Rajkumar

Dr. Rajkumar Lakshmanaswamy, associate professor at the Texas Tech University Health Sciences Center.

EL PASO, Texas — Nimbolide, a compound found in neem leaves, was recently tested against pancreatic cancer in cell lines and mice. These tests, conducted by biomedical scientists at Texas Tech University Health Sciences Center El Paso, found that nimbolide stopped the growth and metastasis of pancreatic cancer, yet did not harm normal, healthy cells.

"The promise nimbolide has shown is amazing, and the specificity of the treatment toward cancer cells over normal cells is very intriguing," Dr. Rajkumar Lakshmanaswamy, an Indian American associate professor in the TTUHSC El Paso Center of Emphasis in Cancer, said in a press release.

Currently, pancreatic cancer is fatal for 94 percent of patients who develop the disease within five years of diagnosis. No effective treatments are available, and so it has the highest mortality rate of all cancers.

The compound reduced the capacity of pancreatic cancer cells to migrate and invade by 70 percent, so the cancerous cells did not become aggressive and spread. Metastasis is the chief cause of mortality from the disease.

Furthermore, cancer cell death was induced by nimbolide treatments, as the size and number of pancreatic cancer cell colonies decreased by 80 percent.

"Nimbolide seems to attack pancreatic cancer from all angles," Lakshmanaswamy said. The study found that nimbolide increases the generation of reactive oxygen species, which induces apoptotic cell death mediated by the mitochondria of the cells.

"Many people in India actually eat neem and it doesn't have harmful side effects, which suggests that using nimbolide for pancreatic cancer will not cause adverse effects like chemotherapy and radiation typically do,” said Dr. Ramadevi Subramani, postdoctoral researcher and lead author of the study.

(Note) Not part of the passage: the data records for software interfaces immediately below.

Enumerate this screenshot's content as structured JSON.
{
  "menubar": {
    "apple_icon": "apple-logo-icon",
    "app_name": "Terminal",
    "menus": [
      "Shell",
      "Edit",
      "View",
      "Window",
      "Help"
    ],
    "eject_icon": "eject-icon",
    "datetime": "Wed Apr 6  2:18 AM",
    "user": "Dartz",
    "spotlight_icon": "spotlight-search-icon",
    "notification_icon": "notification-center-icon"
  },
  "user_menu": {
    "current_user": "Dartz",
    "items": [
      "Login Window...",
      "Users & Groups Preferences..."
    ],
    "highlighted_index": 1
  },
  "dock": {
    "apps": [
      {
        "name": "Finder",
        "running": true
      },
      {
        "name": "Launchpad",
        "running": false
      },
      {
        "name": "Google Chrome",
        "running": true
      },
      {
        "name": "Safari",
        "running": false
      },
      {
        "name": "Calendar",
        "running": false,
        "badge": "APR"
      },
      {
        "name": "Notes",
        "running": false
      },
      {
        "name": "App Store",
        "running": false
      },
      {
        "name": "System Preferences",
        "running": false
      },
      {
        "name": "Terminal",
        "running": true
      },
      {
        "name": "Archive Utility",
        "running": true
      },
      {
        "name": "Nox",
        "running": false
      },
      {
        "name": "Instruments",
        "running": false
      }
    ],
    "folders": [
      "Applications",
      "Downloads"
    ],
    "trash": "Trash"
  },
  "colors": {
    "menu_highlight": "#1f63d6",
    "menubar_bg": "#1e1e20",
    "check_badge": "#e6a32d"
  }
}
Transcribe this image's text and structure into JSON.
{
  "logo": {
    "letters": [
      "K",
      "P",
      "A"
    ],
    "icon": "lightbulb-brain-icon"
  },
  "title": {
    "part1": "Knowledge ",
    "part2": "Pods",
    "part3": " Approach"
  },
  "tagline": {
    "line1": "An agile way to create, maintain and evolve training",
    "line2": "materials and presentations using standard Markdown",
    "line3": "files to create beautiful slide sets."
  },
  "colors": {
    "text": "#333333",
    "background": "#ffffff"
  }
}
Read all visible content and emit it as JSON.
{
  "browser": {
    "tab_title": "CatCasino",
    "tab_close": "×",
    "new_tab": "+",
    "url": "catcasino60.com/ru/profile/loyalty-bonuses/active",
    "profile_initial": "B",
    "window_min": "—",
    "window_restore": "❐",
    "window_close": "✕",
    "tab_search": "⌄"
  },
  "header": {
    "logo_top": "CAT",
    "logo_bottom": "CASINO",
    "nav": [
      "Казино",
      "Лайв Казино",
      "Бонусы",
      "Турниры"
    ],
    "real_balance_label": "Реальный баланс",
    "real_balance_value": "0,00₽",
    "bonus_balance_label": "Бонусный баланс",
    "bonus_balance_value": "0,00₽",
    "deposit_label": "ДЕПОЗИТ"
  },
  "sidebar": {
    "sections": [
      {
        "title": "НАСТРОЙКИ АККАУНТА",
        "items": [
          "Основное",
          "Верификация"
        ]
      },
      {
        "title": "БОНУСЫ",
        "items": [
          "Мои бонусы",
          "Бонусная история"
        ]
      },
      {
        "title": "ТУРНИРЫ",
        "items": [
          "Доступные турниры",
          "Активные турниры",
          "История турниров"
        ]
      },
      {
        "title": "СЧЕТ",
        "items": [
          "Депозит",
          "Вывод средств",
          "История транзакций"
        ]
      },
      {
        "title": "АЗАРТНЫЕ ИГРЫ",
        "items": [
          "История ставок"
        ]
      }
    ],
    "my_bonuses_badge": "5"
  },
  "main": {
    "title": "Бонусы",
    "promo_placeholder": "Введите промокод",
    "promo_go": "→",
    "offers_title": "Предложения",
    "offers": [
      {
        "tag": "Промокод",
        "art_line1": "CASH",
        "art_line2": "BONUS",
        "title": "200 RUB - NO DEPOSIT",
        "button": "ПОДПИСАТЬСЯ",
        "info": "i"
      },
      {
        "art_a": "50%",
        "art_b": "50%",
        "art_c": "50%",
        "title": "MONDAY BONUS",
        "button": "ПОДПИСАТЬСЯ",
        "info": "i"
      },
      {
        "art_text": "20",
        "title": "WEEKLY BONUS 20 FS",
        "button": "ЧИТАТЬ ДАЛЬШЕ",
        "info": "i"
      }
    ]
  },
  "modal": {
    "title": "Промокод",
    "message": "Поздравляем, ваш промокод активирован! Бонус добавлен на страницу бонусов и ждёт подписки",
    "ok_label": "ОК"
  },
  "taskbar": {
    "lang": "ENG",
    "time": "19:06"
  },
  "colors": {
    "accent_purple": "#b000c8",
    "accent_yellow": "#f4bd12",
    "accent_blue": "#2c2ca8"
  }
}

The researchers emphasized that healthy cells were unharmed by nimbolide in both the in vitro and in vivo experiments. Next, the research team plans to pursue both preclinical and clinical investigations.

(0) comments

Welcome to the discussion.

Keep it Clean. Please avoid obscene, vulgar, lewd, racist or sexually-oriented language.
PLEASE TURN OFF YOUR CAPS LOCK.
Don't Threaten. Threats of harming another person will not be tolerated.
Be Truthful. Don't knowingly lie about anyone or anything.
Be Nice. No racism, sexism or any sort of -ism that is degrading to another person.
Be Proactive. Use the 'Report' link on each comment to let us know of abusive posts.
Share with Us. We'd love to hear eyewitness accounts, the history behind an article.